Set every entry down again precisely.

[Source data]
———

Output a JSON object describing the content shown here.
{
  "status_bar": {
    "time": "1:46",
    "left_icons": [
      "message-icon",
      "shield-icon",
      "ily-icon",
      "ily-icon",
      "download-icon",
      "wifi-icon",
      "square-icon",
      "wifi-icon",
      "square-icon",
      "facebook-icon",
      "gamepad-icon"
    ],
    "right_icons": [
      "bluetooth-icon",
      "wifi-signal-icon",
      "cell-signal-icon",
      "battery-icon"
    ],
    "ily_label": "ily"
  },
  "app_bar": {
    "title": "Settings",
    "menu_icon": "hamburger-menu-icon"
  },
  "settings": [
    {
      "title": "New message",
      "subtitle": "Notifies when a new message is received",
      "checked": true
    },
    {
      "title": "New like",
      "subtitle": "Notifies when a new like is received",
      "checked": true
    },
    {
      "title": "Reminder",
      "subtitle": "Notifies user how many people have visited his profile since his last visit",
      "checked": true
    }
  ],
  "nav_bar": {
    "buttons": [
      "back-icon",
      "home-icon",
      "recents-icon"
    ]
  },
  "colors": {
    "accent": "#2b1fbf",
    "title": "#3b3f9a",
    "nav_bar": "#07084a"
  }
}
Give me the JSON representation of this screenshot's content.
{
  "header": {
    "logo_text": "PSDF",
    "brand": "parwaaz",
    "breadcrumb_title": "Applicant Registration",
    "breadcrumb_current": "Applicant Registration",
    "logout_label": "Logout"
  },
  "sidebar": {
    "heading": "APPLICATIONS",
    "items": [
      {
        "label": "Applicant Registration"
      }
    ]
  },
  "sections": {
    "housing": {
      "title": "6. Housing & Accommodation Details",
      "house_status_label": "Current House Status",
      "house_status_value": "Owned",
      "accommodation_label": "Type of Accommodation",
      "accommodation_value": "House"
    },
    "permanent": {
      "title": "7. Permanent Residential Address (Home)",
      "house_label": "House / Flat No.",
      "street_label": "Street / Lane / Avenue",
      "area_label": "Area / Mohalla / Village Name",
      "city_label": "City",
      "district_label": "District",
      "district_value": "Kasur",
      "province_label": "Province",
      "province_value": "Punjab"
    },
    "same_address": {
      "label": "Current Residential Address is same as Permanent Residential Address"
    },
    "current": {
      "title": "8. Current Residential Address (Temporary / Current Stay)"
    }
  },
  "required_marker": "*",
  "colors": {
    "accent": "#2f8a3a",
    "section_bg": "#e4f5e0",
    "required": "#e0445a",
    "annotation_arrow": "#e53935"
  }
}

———

Written response.
Output a JSON object describing the content shown here.
{
  "status_bar": {
    "time": "1:46",
    "left_icons": [
      "message-icon",
      "shield-icon",
      "ily-icon",
      "ily-icon",
      "download-icon",
      "wifi-icon",
      "square-icon",
      "wifi-icon",
      "square-icon",
      "facebook-icon",
      "gamepad-icon"
    ],
    "right_icons": [
      "bluetooth-icon",
      "wifi-signal-icon",
      "cell-signal-icon",
      "battery-icon"
    ],
    "ily_label": "ily"
  },
  "app_bar": {
    "title": "Settings",
    "menu_icon": "hamburger-menu-icon"
  },
  "settings": [
    {
      "title": "New message",
      "subtitle": "Notifies when a new message is received",
      "checked": true
    },
    {
      "title": "New like",
      "subtitle": "Notifies when a new like is received",
      "checked": true
    },
    {
      "title": "Reminder",
      "subtitle": "Notifies user how many people have visited his profile since his last visit",
      "checked": true
    }
  ],
  "nav_bar": {
    "buttons": [
      "back-icon",
      "home-icon",
      "recents-icon"
    ]
  },
  "colors": {
    "accent": "#2b1fbf",
    "title": "#3b3f9a",
    "nav_bar": "#07084a"
  }
}
Give me the JSON representation of this screenshot's content.
{
  "header": {
    "logo_text": "PSDF",
    "brand": "parwaaz",
    "breadcrumb_title": "Applicant Registration",
    "breadcrumb_current": "Applicant Registration",
    "logout_label": "Logout"
  },
  "sidebar": {
    "heading": "APPLICATIONS",
    "items": [
      {
        "label": "Applicant Registration"
      }
    ]
  },
  "sections": {
    "housing": {
      "title": "6. Housing & Accommodation Details",
      "house_status_label": "Current House Status",
      "house_status_value": "Owned",
      "accommodation_label": "Type of Accommodation",
      "accommodation_value": "House"
    },
    "permanent": {
      "title": "7. Permanent Residential Address (Home)",
      "house_label": "House / Flat No.",
      "street_label": "Street / Lane / Avenue",
      "area_label": "Area / Mohalla / Village Name",
      "city_label": "City",
      "district_label": "District",
      "district_value": "Kasur",
      "province_label": "Province",
      "province_value": "Punjab"
    },
    "same_address": {
      "label": "Current Residential Address is same as Permanent Residential Address"
    },
    "current": {
      "title": "8. Current Residential Address (Temporary / Current Stay)"
    }
  },
  "required_marker": "*",
  "colors": {
    "accent": "#2f8a3a",
    "section_bg": "#e4f5e0",
    "required": "#e0445a",
    "annotation_arrow": "#e53935"
  }
}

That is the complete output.